There is simply nothing in the world like the thrash of a monster Redside devouring your presentation of a Salmon or Stone Fly.
— Cory G.

Finesse is not the ticket here. Slap it hard on the water and wait for the thrilling strike! While the Salmon fly hatch usually runs from mid-May through EARLY-June, don’t limit your trout fishing trip to this time frame, as there are many other great hatches on the Deschutes to take advantage of.

The river flows straight north through the high desert from Pelton Dam – which creates a classic tailwater fishery. The Deschutes runs hard and cold all year long, and this creates a multitude of insect life for its native trout to feed on. The most famous of all Deschutes Hatches is the famed Salmon fly hatch. These big bugs can top 2 inches in length and the biggest lunkers in the river are all looking up when the big bugs are on the water.

The Low Down

During Fall, winter and early spring, Blue Winged Olives are numerous in the afternoons. Look for trout sipping small mayflies in back-eddies and pockets during these times. With warmer temperatures and spring rains – March Browns and Skwala Stones become the insect of choice on the Deschutes. After Salmon fly season, Caddis are the ticket. There are hundreds of types of Caddis on the Deschutes, and the Trout love them all. It is not uncommon to have 1000 or so Caddis flies swarming the lantern on a summer evening, the morning after can provide amazing trout fishing when the females lay their eggs after a night of procreation. Then to close out the season the big bugs are back. Though not quite the size of Salmon flies, October Caddis are big bugs by any standard, and the fish look up with just as much ferocity as the early season hatch.

The short story is – no matter what time of year you are looking to fish the Deschutes, there are bugs hatching and native Oregon Trout to catch, and very close to Portland International Airport!

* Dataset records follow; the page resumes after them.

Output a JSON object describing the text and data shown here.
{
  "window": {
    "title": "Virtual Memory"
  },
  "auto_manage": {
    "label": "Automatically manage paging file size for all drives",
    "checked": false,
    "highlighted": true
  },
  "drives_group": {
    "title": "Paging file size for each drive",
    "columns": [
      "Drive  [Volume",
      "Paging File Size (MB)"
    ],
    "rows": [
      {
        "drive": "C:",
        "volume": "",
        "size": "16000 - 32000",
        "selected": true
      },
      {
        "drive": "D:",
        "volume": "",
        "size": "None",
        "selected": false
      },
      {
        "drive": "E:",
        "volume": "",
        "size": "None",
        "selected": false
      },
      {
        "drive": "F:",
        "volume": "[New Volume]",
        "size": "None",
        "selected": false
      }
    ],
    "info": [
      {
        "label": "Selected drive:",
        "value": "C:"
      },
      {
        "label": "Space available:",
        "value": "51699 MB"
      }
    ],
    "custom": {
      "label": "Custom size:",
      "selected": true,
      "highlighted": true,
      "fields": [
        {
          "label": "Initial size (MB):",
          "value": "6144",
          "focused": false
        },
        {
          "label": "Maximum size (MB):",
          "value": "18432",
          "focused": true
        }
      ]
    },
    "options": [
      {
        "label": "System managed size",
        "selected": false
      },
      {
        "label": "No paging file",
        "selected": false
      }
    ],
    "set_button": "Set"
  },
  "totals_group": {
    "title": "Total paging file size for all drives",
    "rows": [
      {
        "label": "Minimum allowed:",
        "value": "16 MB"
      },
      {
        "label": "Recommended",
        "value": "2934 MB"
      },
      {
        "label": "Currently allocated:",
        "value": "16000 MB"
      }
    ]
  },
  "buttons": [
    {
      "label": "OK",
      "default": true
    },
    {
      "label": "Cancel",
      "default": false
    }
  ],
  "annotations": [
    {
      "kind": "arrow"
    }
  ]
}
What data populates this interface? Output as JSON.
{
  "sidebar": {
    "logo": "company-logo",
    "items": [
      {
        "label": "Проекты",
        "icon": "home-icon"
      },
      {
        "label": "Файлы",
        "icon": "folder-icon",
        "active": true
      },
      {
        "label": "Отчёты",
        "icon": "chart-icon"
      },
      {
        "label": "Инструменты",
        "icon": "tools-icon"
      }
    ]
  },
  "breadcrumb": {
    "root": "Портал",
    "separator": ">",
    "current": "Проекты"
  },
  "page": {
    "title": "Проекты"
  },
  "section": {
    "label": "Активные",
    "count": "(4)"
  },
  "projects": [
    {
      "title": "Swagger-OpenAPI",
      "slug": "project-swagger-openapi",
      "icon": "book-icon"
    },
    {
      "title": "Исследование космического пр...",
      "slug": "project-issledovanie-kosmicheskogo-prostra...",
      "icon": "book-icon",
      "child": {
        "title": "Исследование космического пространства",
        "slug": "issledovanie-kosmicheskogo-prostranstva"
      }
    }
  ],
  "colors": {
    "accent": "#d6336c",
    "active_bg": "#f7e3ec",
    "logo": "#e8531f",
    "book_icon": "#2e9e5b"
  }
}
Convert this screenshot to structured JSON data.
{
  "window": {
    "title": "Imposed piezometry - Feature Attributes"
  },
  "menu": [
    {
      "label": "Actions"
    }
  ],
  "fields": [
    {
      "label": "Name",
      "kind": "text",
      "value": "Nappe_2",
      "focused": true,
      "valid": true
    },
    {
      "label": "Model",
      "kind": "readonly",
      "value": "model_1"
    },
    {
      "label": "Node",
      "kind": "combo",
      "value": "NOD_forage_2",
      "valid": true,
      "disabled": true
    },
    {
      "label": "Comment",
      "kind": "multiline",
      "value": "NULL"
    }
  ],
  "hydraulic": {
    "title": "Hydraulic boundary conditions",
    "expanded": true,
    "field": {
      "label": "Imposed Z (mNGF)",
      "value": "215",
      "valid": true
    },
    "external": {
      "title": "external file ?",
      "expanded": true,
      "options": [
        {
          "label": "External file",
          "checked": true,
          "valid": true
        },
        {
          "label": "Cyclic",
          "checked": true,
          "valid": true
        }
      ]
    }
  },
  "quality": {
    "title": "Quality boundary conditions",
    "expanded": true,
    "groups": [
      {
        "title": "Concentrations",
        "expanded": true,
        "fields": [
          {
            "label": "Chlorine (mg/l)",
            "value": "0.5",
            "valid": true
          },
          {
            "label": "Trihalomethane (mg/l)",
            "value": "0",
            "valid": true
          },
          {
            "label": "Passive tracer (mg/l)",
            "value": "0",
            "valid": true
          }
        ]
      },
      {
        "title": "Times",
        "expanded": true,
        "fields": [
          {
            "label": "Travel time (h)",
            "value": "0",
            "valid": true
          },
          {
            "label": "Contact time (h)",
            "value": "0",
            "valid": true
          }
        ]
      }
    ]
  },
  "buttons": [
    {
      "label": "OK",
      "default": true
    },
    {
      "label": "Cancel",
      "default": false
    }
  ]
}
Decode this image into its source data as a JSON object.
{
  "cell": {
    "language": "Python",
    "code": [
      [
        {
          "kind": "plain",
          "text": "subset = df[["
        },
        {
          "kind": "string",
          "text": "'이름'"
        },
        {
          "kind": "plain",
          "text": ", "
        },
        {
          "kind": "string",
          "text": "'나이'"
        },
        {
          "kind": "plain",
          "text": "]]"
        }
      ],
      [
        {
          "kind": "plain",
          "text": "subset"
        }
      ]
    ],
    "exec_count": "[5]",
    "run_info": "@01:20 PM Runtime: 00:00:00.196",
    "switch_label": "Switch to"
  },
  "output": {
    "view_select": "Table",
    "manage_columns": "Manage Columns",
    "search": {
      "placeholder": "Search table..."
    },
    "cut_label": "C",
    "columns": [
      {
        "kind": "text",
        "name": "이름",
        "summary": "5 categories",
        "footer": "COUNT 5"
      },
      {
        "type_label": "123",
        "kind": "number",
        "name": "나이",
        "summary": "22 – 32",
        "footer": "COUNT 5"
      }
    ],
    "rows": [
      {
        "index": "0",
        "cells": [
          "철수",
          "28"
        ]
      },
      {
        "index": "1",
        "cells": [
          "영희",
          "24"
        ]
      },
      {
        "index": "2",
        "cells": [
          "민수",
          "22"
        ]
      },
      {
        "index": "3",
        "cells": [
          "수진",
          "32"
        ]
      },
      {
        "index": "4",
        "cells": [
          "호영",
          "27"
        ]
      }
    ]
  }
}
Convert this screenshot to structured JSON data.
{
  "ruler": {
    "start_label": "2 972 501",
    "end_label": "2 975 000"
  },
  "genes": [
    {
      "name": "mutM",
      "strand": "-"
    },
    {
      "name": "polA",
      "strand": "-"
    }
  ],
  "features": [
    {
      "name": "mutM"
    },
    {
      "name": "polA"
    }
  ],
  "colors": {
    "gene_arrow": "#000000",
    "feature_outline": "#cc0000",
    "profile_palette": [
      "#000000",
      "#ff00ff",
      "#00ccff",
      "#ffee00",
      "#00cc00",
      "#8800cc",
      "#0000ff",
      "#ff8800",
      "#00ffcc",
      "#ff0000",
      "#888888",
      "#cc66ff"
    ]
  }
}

The Deschutes River is undoubtedly one of the finest Steelhead Fly Fishing Destinations on Planet earth. Tens of thousands of Native Steelhead return to the high-desert canyon each year and those wild fish are supplemented by robust numbers of hatchery-introduced fish. What makes the Deschutes special is the willingness of its steelhead to rise to the swung fly. There is no need for indicator fishing here. Cast your traditional hairwing pattern 45 degrees downstream and let it swing. There is no mistaking the grab of a Deschutes steelhead that just moved 10 feet to slam your Max Canyon and is now headed back to the ocean screaming line of your real. People like to say "The Tug is the Drug" and'll need to find out for yourself, but we certainly agree.